What the task asks — Return, word for word, every entry in the listing below, but not its images.

Records to process —
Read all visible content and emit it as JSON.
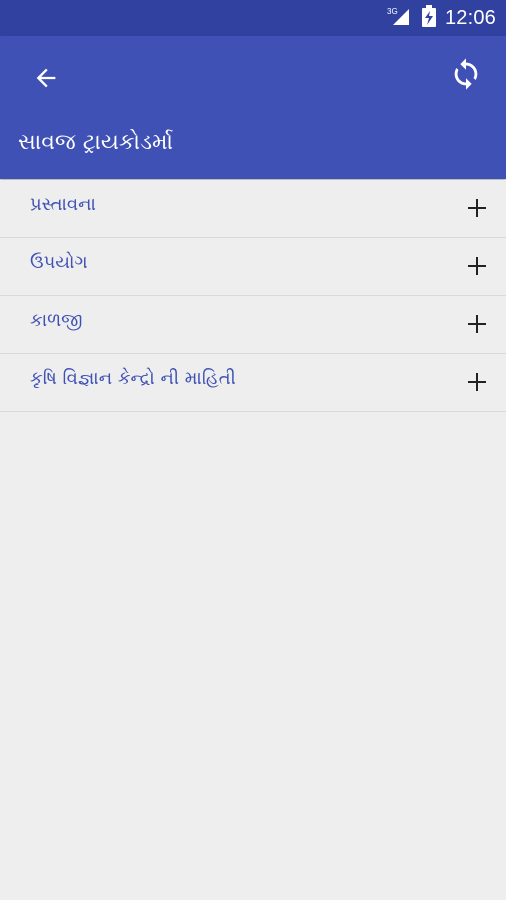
{
  "status_bar": {
    "network": "3G",
    "time": "12:06",
    "icons": [
      "signal-3g-icon",
      "battery-charging-icon"
    ]
  },
  "toolbar": {
    "back_icon": "arrow-back-icon",
    "refresh_icon": "refresh-icon",
    "title": "સાવજ ટ્રાયકોડર્મા"
  },
  "list": {
    "items": [
      {
        "label": "પ્રસ્તાવના",
        "icon": "plus-icon"
      },
      {
        "label": "ઉપયોગ",
        "icon": "plus-icon"
      },
      {
        "label": "કાળજી",
        "icon": "plus-icon"
      },
      {
        "label": "કૃષિ વિજ્ઞાન કેન્દ્રો ની માહિતી",
        "icon": "plus-icon"
      }
    ]
  },
  "colors": {
    "primary": "#3f51b5",
    "primary_dark": "#3141a0",
    "background": "#eeeeee",
    "label_text": "#3f51b5",
    "icon_dark": "#222222"
  }
}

Result of this exercise —
Read all visible content and emit it as JSON.
{
  "status_bar": {
    "network": "3G",
    "time": "12:06",
    "icons": [
      "signal-3g-icon",
      "battery-charging-icon"
    ]
  },
  "toolbar": {
    "back_icon": "arrow-back-icon",
    "refresh_icon": "refresh-icon",
    "title": "સાવજ ટ્રાયકોડર્મા"
  },
  "list": {
    "items": [
      {
        "label": "પ્રસ્તાવના",
        "icon": "plus-icon"
      },
      {
        "label": "ઉપયોગ",
        "icon": "plus-icon"
      },
      {
        "label": "કાળજી",
        "icon": "plus-icon"
      },
      {
        "label": "કૃષિ વિજ્ઞાન કેન્દ્રો ની માહિતી",
        "icon": "plus-icon"
      }
    ]
  },
  "colors": {
    "primary": "#3f51b5",
    "primary_dark": "#3141a0",
    "background": "#eeeeee",
    "label_text": "#3f51b5",
    "icon_dark": "#222222"
  }
}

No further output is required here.